**INFORMATION SUPPLIED**

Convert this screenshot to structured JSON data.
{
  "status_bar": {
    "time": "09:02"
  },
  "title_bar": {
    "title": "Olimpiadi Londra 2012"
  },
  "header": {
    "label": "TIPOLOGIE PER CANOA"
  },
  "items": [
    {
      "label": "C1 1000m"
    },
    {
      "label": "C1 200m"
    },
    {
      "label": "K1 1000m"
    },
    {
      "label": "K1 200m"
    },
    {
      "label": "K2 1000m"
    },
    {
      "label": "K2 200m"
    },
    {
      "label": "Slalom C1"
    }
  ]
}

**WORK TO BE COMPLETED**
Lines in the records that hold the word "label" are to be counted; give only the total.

**SOLUTION TO THIS PROBLEM**
8